Distance np is the width of the bus bar. If the overall dimensions of the waveguide are held constant, the required length of the quarter-wave sections DECREASES as the frequency increases. As illustrated in figure 1-10B, this causes the width of the bus bar to INCREASE. In theory the waveguide could function at an infinite number of frequencies higher than the designed frequency; as the length of each
quarter-wave section approaches zero, the bus bar continues to widen to fill the available space. However, in practice, an upper frequency limit is caused by modes of operation, which will be discussed later.
Figure 1-10B.—Frequency effects on a waveguide. INCREASING FREQUENCY.
Figure 1-10C.—Frequency effects on a waveguide. DECREASING FREQUENCY.
If the frequency of a signal is decreased so much that two quarter-wavelengths are longer than the wide dimension of a waveguide, energy will no longer pass through the waveguide. This is the lower frequency limit, or CUT-OFF FREQUENCY, of a given waveguide. In practical applications, the wide dimension of a waveguide is usually 0.7 wavelength at the operating frequency. This allows the waveguide to handle a small range of frequencies both above and below the operating frequency. The "b" dimension is governed by the breakdown potential of the dielectric, which is usually air. Dimensions ranging from 0.2 to 0.5 wavelength are common for the "b" sides of a waveguide.
Q-9. At very high frequencies, what characteristics are displayed by ordinary insulators?
Q-10. What type of insulator works well at very high frequencies?
Q-11. The frequency range of a waveguide is determined by what dimension?
Q-12. What happens to the bus bar dimensions of the waveguide when the frequency is increased?
Q-13. When the frequency is decreased so that two quarter-wavelengths are longer than the "a" (wide) dimension of the waveguide, what will happen?
Energy Propagation in Waveguides
Since energy is transferred through waveguides by electromagnetic fields, you need a basic understanding of field theory.
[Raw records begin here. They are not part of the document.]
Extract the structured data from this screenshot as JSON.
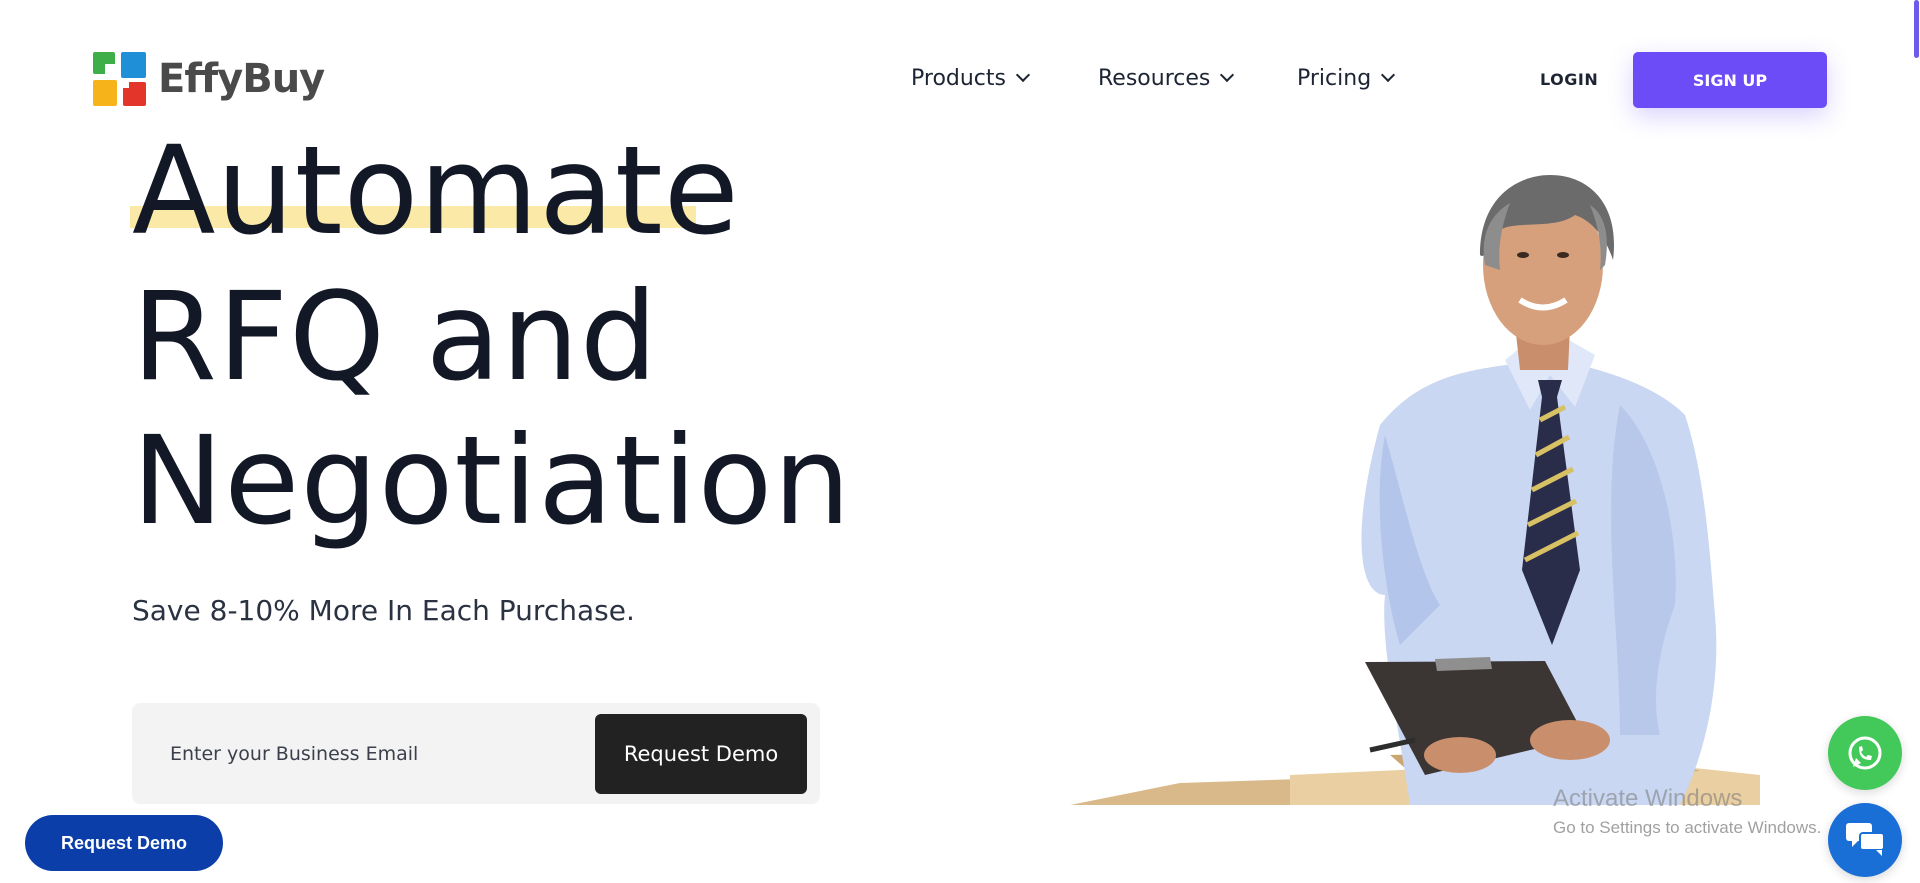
{
  "brand": {
    "name": "EffyBuy"
  },
  "nav": {
    "items": [
      {
        "label": "Products"
      },
      {
        "label": "Resources"
      },
      {
        "label": "Pricing"
      }
    ],
    "login_label": "LOGIN",
    "signup_label": "SIGN UP"
  },
  "hero": {
    "line1": "Automate",
    "line2": "RFQ and",
    "line3": "Negotiation",
    "subtitle": "Save 8-10% More In Each Purchase.",
    "email_placeholder": "Enter your Business Email",
    "cta_label": "Request Demo"
  },
  "floating": {
    "request_demo_label": "Request Demo"
  },
  "overlay": {
    "activate_title": "Activate Windows",
    "activate_sub": "Go to Settings to activate Windows."
  },
  "colors": {
    "accent": "#6c4cf7",
    "highlight": "#fbe9a8",
    "dark_button": "#222222",
    "floating_button": "#0b3ea8",
    "whatsapp": "#43c85a",
    "chat": "#1a6fd6"
  },
  "icons": [
    "chevron-down-icon",
    "whatsapp-icon",
    "chat-icon"
  ]
}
Both magnetic (H FIELD) and electric field (E FIELD) are present in waveguides, and the interaction of these fields causes energy to travel through the waveguide. This action is best understood by first looking at the properties of the two individual fields.
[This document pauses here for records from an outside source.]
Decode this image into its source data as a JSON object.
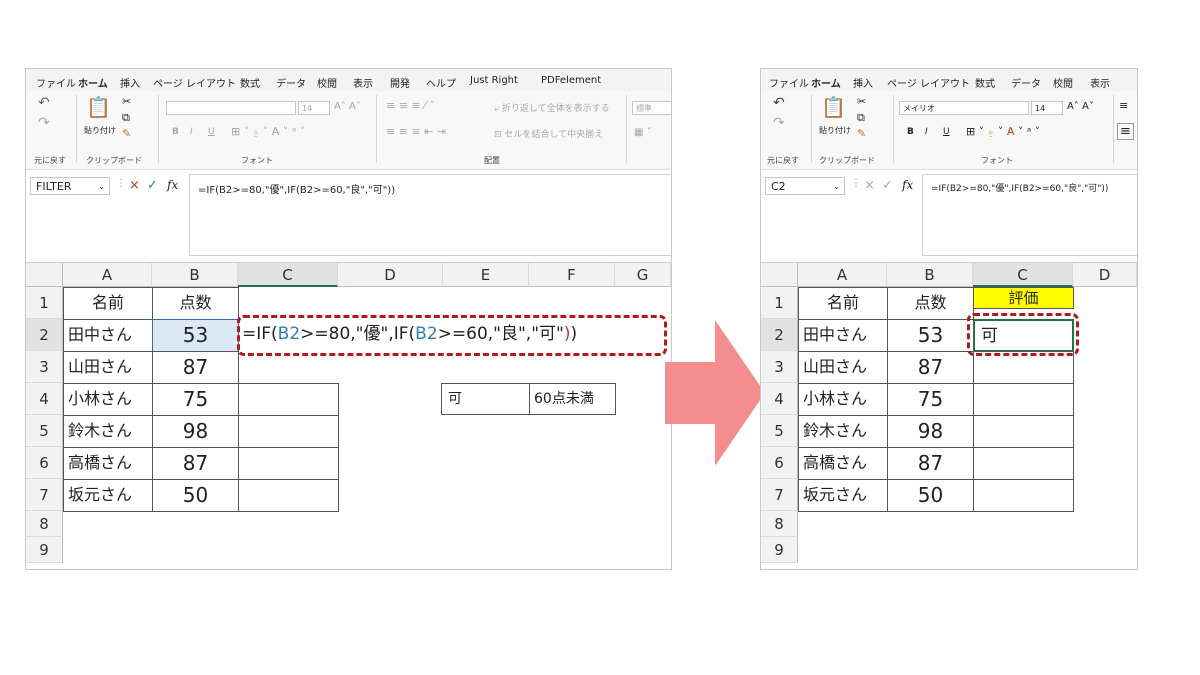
{
  "menu_tabs": [
    "ファイル",
    "ホーム",
    "挿入",
    "ページ レイアウト",
    "数式",
    "データ",
    "校閲",
    "表示",
    "開発",
    "ヘルプ",
    "Just Right",
    "PDFelement"
  ],
  "ribbon": {
    "undo_label": "元に戻す",
    "clipboard_label": "クリップボード",
    "paste_label": "貼り付け",
    "font_label": "フォント",
    "align_label": "配置",
    "wrap_text": "折り返して全体を表示する",
    "merge_center": "セルを結合して中央揃え",
    "number_format": "標準",
    "font_name_right": "メイリオ",
    "font_size": "14",
    "bold": "B",
    "italic": "I",
    "underline": "U"
  },
  "left": {
    "name_box": "FILTER",
    "formula_bar": "=IF(B2>=80,\"優\",IF(B2>=60,\"良\",\"可\"))",
    "col_headers": [
      "A",
      "B",
      "C",
      "D",
      "E",
      "F",
      "G"
    ],
    "row_headers": [
      "1",
      "2",
      "3",
      "4",
      "5",
      "6",
      "7",
      "8",
      "9"
    ],
    "header_name": "名前",
    "header_score": "点数",
    "names": [
      "田中さん",
      "山田さん",
      "小林さん",
      "鈴木さん",
      "高橋さん",
      "坂元さん"
    ],
    "scores": [
      "53",
      "87",
      "75",
      "98",
      "87",
      "50"
    ],
    "formula_parts": [
      "=IF(",
      "B2",
      ">=80,\"優\",IF(",
      "B2",
      ">=60,\"良\",\"可\"",
      ")",
      ")"
    ],
    "lookup_grade": "可",
    "lookup_desc": "60点未満"
  },
  "right": {
    "name_box": "C2",
    "formula_bar": "=IF(B2>=80,\"優\",IF(B2>=60,\"良\",\"可\"))",
    "col_headers": [
      "A",
      "B",
      "C",
      "D"
    ],
    "row_headers": [
      "1",
      "2",
      "3",
      "4",
      "5",
      "6",
      "7",
      "8",
      "9"
    ],
    "header_name": "名前",
    "header_score": "点数",
    "header_eval": "評価",
    "names": [
      "田中さん",
      "山田さん",
      "小林さん",
      "鈴木さん",
      "高橋さん",
      "坂元さん"
    ],
    "scores": [
      "53",
      "87",
      "75",
      "98",
      "87",
      "50"
    ],
    "result": "可"
  },
  "icons": {
    "cancel": "×",
    "confirm": "✓",
    "function": "fx"
  },
  "colors": {
    "dash_highlight": "#b01c1c",
    "arrow": "#f48d8d",
    "selected_fill": "#dbe8f6",
    "header_yellow": "#ffff00",
    "excel_green": "#217346",
    "cell_ref": "#2e7fb8"
  }
}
E FIELD.—An electric field exists when a difference of potential causes a stress in the dielectric between two points. The simplest electric field is one that forms between the plates of a capacitor when one plate is made positive compared to the other, as shown in figure 1-11A. The stress created in the dielectric is an electric field.
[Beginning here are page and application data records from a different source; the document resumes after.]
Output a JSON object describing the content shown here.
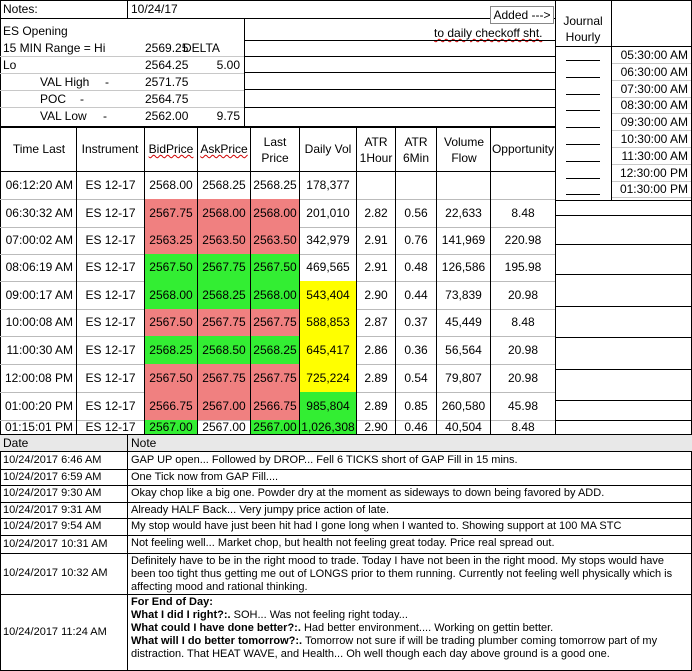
{
  "header": {
    "notes_label": "Notes:",
    "date": "10/24/17",
    "added_button": "Added --->",
    "to_checkoff": "to daily checkoff sht.",
    "journal_title_1": "Journal",
    "journal_title_2": "Hourly"
  },
  "summary": {
    "es_opening": "ES Opening",
    "range_label": "15 MIN Range = Hi",
    "range_hi": "2569.25",
    "delta_label": "DELTA",
    "lo_label": "Lo",
    "lo_value": "2564.25",
    "delta_value": "5.00",
    "val_high_label": "VAL High",
    "val_high_dash": "-",
    "val_high": "2571.75",
    "poc_label": "POC",
    "poc_dash": "-",
    "poc": "2564.75",
    "val_low_label": "VAL Low",
    "val_low_dash": "-",
    "val_low": "2562.00",
    "val_diff": "9.75"
  },
  "journal_times": [
    "05:30:00 AM",
    "06:30:00 AM",
    "07:30:00 AM",
    "08:30:00 AM",
    "09:30:00 AM",
    "10:30:00 AM",
    "11:30:00 AM",
    "12:30:00 PM",
    "01:30:00 PM"
  ],
  "table": {
    "columns": [
      "Time Last",
      "Instrument",
      "BidPrice",
      "AskPrice",
      "Last Price",
      "Daily Vol",
      "ATR 1Hour",
      "ATR 6Min",
      "Volume Flow",
      "Opportunity"
    ],
    "col_last_1": "Last",
    "col_last_2": "Price",
    "col_atr1_1": "ATR",
    "col_atr1_2": "1Hour",
    "col_atr6_1": "ATR",
    "col_atr6_2": "6Min",
    "col_vf_1": "Volume",
    "col_vf_2": "Flow",
    "rows": [
      {
        "time": "06:12:20 AM",
        "inst": "ES 12-17",
        "bid": "2568.00",
        "ask": "2568.25",
        "last": "2568.25",
        "vol": "178,377",
        "atr1": "",
        "atr6": "",
        "flow": "",
        "opp": "",
        "color": "none",
        "volcolor": "none"
      },
      {
        "time": "06:30:32 AM",
        "inst": "ES 12-17",
        "bid": "2567.75",
        "ask": "2568.00",
        "last": "2568.00",
        "vol": "201,010",
        "atr1": "2.82",
        "atr6": "0.56",
        "flow": "22,633",
        "opp": "8.48",
        "color": "red",
        "volcolor": "none"
      },
      {
        "time": "07:00:02 AM",
        "inst": "ES 12-17",
        "bid": "2563.25",
        "ask": "2563.50",
        "last": "2563.50",
        "vol": "342,979",
        "atr1": "2.91",
        "atr6": "0.76",
        "flow": "141,969",
        "opp": "220.98",
        "color": "red",
        "volcolor": "none"
      },
      {
        "time": "08:06:19 AM",
        "inst": "ES 12-17",
        "bid": "2567.50",
        "ask": "2567.75",
        "last": "2567.50",
        "vol": "469,565",
        "atr1": "2.91",
        "atr6": "0.48",
        "flow": "126,586",
        "opp": "195.98",
        "color": "green",
        "volcolor": "none"
      },
      {
        "time": "09:00:17 AM",
        "inst": "ES 12-17",
        "bid": "2568.00",
        "ask": "2568.25",
        "last": "2568.00",
        "vol": "543,404",
        "atr1": "2.90",
        "atr6": "0.44",
        "flow": "73,839",
        "opp": "20.98",
        "color": "green",
        "volcolor": "yellow"
      },
      {
        "time": "10:00:08 AM",
        "inst": "ES 12-17",
        "bid": "2567.50",
        "ask": "2567.75",
        "last": "2567.75",
        "vol": "588,853",
        "atr1": "2.87",
        "atr6": "0.37",
        "flow": "45,449",
        "opp": "8.48",
        "color": "red",
        "volcolor": "yellow"
      },
      {
        "time": "11:00:30 AM",
        "inst": "ES 12-17",
        "bid": "2568.25",
        "ask": "2568.50",
        "last": "2568.25",
        "vol": "645,417",
        "atr1": "2.86",
        "atr6": "0.36",
        "flow": "56,564",
        "opp": "20.98",
        "color": "green",
        "volcolor": "yellow"
      },
      {
        "time": "12:00:08 PM",
        "inst": "ES 12-17",
        "bid": "2567.50",
        "ask": "2567.75",
        "last": "2567.75",
        "vol": "725,224",
        "atr1": "2.89",
        "atr6": "0.54",
        "flow": "79,807",
        "opp": "20.98",
        "color": "red",
        "volcolor": "yellow"
      },
      {
        "time": "01:00:20 PM",
        "inst": "ES 12-17",
        "bid": "2566.75",
        "ask": "2567.00",
        "last": "2566.75",
        "vol": "985,804",
        "atr1": "2.89",
        "atr6": "0.85",
        "flow": "260,580",
        "opp": "45.98",
        "color": "red",
        "volcolor": "green"
      },
      {
        "time": "01:15:01 PM",
        "inst": "ES 12-17",
        "bid": "2567.00",
        "ask": "2567.00",
        "last": "2567.00",
        "vol": "1,026,308",
        "atr1": "2.90",
        "atr6": "0.46",
        "flow": "40,504",
        "opp": "8.48",
        "color": "mixed",
        "volcolor": "green"
      }
    ]
  },
  "notes_table": {
    "col_date": "Date",
    "col_note": "Note",
    "rows": [
      {
        "date": "10/24/2017 6:46 AM",
        "note": "GAP UP open... Followed by DROP... Fell 6 TICKS short of GAP Fill in 15 mins."
      },
      {
        "date": "10/24/2017 6:59 AM",
        "note": "One Tick now from GAP Fill...."
      },
      {
        "date": "10/24/2017 9:30 AM",
        "note": "Okay chop like a big one.  Powder dry at the moment as sideways to down being favored by ADD."
      },
      {
        "date": "10/24/2017 9:31 AM",
        "note": "Already HALF Back... Very jumpy price action of late."
      },
      {
        "date": "10/24/2017 9:54 AM",
        "note": "My stop would have just been hit had I gone long when I wanted to.  Showing support at 100 MA STC"
      },
      {
        "date": "10/24/2017 10:31 AM",
        "note": "Not feeling well... Market chop, but health not feeling great today.  Price real spread out."
      },
      {
        "date": "10/24/2017 10:32 AM",
        "note": "Definitely have to be in the right mood to trade.  Today I have not been in the right mood.  My stops would have been too tight thus getting me out of LONGS prior to them running.  Currently not feeling well physically which is affecting mood and rational thinking."
      },
      {
        "date": "10/24/2017 11:24 AM",
        "end_title": "For End of Day:",
        "q1": "What I did I right?:.",
        "a1": "  SOH... Was not feeling right today...",
        "q2": "What could I have done better?:.",
        "a2": "  Had better environment.... Working on gettin better.",
        "q3": "What will I do better tomorrow?:.",
        "a3": "  Tomorrow not sure if will be trading plumber coming tomorrow part of my distraction.  That HEAT WAVE, and Health... Oh well though each day above ground is a good one."
      }
    ]
  },
  "colors": {
    "red": "#f08080",
    "green": "#33ee33",
    "yellow": "#ffff00"
  }
}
Electric fields are represented by arrows that point from the positive toward the negative potential. The number of arrows shows the relative strength of the field. In figure 1-11A, for example, evenly spaced arrows indicate the field is evenly distributed. For ease of explanation, the electric field is abbreviated E field, and the lines of stress are called E lines.
Figure 1-11A.—Simple electric fields. CAPACITOR.
Figure 1-11B—Simple electric fields. TWO-WIRE TRANSMISSION LINE.
Introduction to Matter, Energy, and Direct Current,
to Alternating Current and Transformers, Introduction to Circuit Protection,
Control, and Measurement
, Introduction to Electrical Conductors, Wiring Techniques,
and Schematic Reading
, Introduction to Generators and Motors
Introduction to Electronic Emission, Tubes, and Power Supplies,
Introduction to Solid-State Devices and Power Supplies
Introduction to Amplifiers, Introduction to
Wave-Generation and Wave-Shaping Circuits
, Introduction to Wave Propagation, Transmission
Lines, and Antennas
, Microwave Principles,
, Introduction to Number Systems and Logic Circuits, Introduction
to Microelectronics, Principles of Synchros, Servos, and Gyros
Introduction to Test Equipment
, Radar Principles,
The Technician's Handbook,
Master Glossary, Test Methods and Practices,
Introduction to Digital Computers,
Magnetic Recording, Introduction to Fiber Optics